[GIVEN RECORDS]

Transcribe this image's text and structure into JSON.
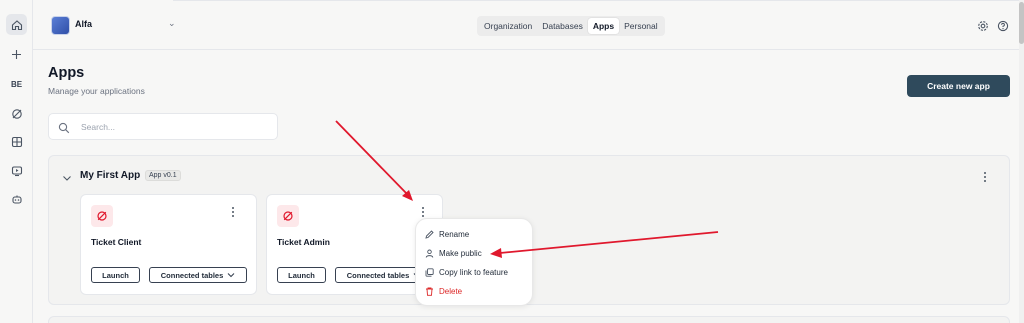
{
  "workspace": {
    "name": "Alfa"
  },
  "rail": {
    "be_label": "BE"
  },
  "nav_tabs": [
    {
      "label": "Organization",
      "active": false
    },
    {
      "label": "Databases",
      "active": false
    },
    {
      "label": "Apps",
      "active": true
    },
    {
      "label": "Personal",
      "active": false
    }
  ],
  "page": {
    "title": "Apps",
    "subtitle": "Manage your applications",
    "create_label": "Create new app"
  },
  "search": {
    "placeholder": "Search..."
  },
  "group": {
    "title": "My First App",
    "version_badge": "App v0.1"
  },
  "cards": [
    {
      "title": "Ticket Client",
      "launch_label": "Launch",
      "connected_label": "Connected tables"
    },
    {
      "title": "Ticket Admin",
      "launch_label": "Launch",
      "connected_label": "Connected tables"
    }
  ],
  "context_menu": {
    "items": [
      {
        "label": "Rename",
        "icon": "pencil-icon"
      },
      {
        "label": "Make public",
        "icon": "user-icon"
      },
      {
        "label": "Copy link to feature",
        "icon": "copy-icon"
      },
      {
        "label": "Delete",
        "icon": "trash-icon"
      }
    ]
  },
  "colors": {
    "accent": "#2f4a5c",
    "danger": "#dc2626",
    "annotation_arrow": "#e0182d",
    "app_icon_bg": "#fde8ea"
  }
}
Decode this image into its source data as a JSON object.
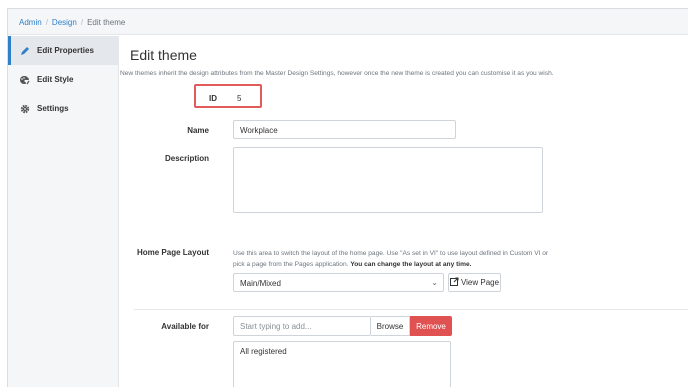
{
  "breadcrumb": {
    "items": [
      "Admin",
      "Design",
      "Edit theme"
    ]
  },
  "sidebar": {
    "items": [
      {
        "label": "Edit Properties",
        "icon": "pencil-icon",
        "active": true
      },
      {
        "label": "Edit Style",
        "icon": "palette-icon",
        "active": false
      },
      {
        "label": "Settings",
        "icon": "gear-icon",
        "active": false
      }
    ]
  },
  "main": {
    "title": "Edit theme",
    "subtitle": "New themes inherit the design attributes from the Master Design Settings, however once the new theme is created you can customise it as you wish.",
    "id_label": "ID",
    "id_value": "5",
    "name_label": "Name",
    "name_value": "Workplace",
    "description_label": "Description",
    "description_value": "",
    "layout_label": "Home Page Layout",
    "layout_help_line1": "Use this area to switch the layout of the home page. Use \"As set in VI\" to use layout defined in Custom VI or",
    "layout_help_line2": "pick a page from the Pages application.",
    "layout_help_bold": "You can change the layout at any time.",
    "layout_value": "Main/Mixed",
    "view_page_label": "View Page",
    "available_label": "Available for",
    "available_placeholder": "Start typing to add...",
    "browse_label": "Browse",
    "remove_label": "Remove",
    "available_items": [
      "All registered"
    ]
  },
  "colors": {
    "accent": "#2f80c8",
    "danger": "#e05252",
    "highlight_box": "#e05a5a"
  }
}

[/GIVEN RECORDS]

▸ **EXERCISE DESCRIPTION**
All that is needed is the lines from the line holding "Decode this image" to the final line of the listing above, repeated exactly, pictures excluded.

▸ **SOLUTION TO THIS PROBLEM**
Decode this image into its source data as a JSON object.
{
  "breadcrumb": {
    "items": [
      "Admin",
      "Design",
      "Edit theme"
    ]
  },
  "sidebar": {
    "items": [
      {
        "label": "Edit Properties",
        "icon": "pencil-icon",
        "active": true
      },
      {
        "label": "Edit Style",
        "icon": "palette-icon",
        "active": false
      },
      {
        "label": "Settings",
        "icon": "gear-icon",
        "active": false
      }
    ]
  },
  "main": {
    "title": "Edit theme",
    "subtitle": "New themes inherit the design attributes from the Master Design Settings, however once the new theme is created you can customise it as you wish.",
    "id_label": "ID",
    "id_value": "5",
    "name_label": "Name",
    "name_value": "Workplace",
    "description_label": "Description",
    "description_value": "",
    "layout_label": "Home Page Layout",
    "layout_help_line1": "Use this area to switch the layout of the home page. Use \"As set in VI\" to use layout defined in Custom VI or",
    "layout_help_line2": "pick a page from the Pages application.",
    "layout_help_bold": "You can change the layout at any time.",
    "layout_value": "Main/Mixed",
    "view_page_label": "View Page",
    "available_label": "Available for",
    "available_placeholder": "Start typing to add...",
    "browse_label": "Browse",
    "remove_label": "Remove",
    "available_items": [
      "All registered"
    ]
  },
  "colors": {
    "accent": "#2f80c8",
    "danger": "#e05252",
    "highlight_box": "#e05a5a"
  }
}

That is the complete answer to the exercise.